Remnants of Ike power through Kentucky; Richmond Road tree falls on driver

Lexington caught some of the high-winded remnants of Hurricane Ike Sunday, leaving the city strewn with debris, thousands of residents without power and one woman in the hospital after a tree fell on her car as she drove down Richmond Road.

Western Kentucky and Louisville were hit particularly hard by the high winds, which weather experts said were rare in Kentucky.

A Shelby County boy, Frederick Wilson, 10, died Sunday afternoon after he was hit by a falling limb broken off a tree by high winds.

The accident happened about 12:30 p.m. on Connor Station Road in Simpsonville, 7 miles west of Shelbyville. Frederick was the grandson of the late Fred Wiche, who was widely known as The Weekend Gardener on WHAS television and radio in Louisville, said Shelby County deputy coroner Janet Morris.

Morris, also an administrative assistant for Shelby County Emergency Medical Services, said that a Shelbyville doctor and his daughter received minor injuries, mainly cuts, when a tree fell on their car and knocked out its windshield as they were traveling down Main Street. They were treated at Jewish Hospital and released, she said.

Three deaths were reported in the Cincinnati area — a woman who died when a tree hit her family room, and a couple riding motorcycles. For tens of thousands of customers in Louisville and Cincinnati, power might not be restored for a week. A Louisville Gas & Electric spokesman called the outage there the worst in 30 years.

Most of the wind-related problems and the largest concentration of damage Sunday morning were in far Western Kentucky, according to the state Division of Emergency Management. Gov. Steve Beshear last night declared a state of emergency in Kentucky.

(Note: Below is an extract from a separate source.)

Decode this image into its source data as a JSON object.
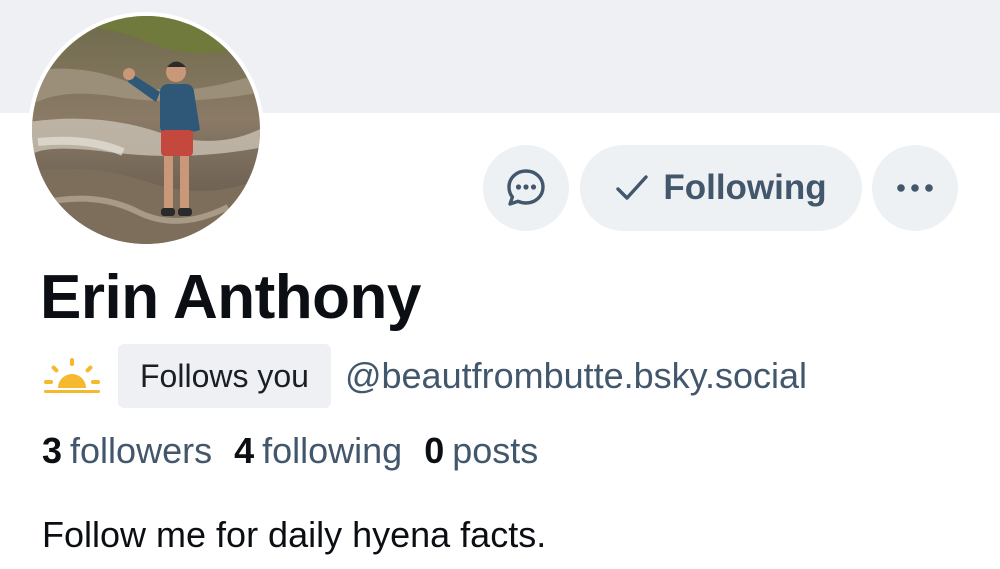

"All of Kentucky felt some sort of tropical disturbance-type winds," said Lauren Raymer, a meteorologist for WKYT-TV Channel 27 in Lexington. "In Lexington and all across the Ohio Valley ... all along the river from Evansville (Ind.) to Covington to Cincinnati, they had hurricane-force, Category One winds."

Lexington had a peak wind of 60 mph, and Covington hit 70 mph, she said. Louisville experienced a 75-mph wind at one point.

"I can't remember winds being this strong and over such a broad area and causing so many problems," said WKYT chief meteorologist T.G. Shuck. "This is the result of just how large this hurricane was."

Shuck said that generally when remnants of hurricanes pass through this area, rain is expected, not high winds. Said Shuck: "Unfortunately, we got what we didn't need and didn't get what we needed. This thing really was packing a punch."

In Lexington, one wall of a tobacco warehouse at Cedar and Plunkett streets in the South Hill area collapsed, crushing a truck. A tree also fell onto a car at the corner of High Street and Fontaine Road.

Kentucky Utilities reported 40,000 customers without power across the state, most of that in Western Kentucky, said Cliff Feltham, a KU spokesman. At one time Sunday Lexington had 5,000 customers without power; late last night, that number was down to about 1,500.

The largest area of Lexington without power yesterday was around Arcadia Park near the University of Kentucky, and included Central Baptist Hospital, which was operating on backup generators.

Around noon Sunday, winds split a huge tree and half its trunk fell on an automobile passing on Richmond Road. The driver was taken to a hospital with non-life threatening injuries, police said. The tree was on the street next to the Henry Clay estate.

Ann Hagan-Michel, executive director of Ashland, said the staff regularly inspects the trees on the 14-acre urban estate. "Trees are a blessing and a curse," she said. "When the winds get like this, we all say a little prayer."

The winds also scrambled Kentucky air traffic.

Ted Bushelman, a spokesman for the Cincinnati/Northern Kentucky International Airport, said the control tower was shut down between 2 and 5 p.m. Sunday because of high winds. Bushelman said that the control tower is evacuated during particularly high winds because some workers were hurt several years ago when glass was broken out by winds. About 20 flights into the airport and 20 flights going out were canceled, and a couple of others were diverted.

No damage was done to the control tower, but, Bushelman said, "Part of the roof's gone off the Delta hangar. Part of the roof is coming off on Concourse C."

Tree limbs blocked major roads in Jefferson County, especially in the Bardstown Road and Hurstborne Road areas. Jefferson County schools are closed Monday.

Two Kentucky bridges over the Ohio River were closed because of the winds.

Officials briefly closed the William H. Natcher Bridge near Owensboro after it was struck by a barge that broke loose during the high winds, according to the Kentucky Division of Emergency Management. The Coast Guard dislodged the barge, and the bridge was reopened Sunday afternoon. A bridge at Madison, Ind., was also closed.

A live electric line fell across the Mountain Parkway in Wolfe County, near Campton, about 4 p.m. The roadway in that area was closed, and traffic was diverted for about two hours for repairs.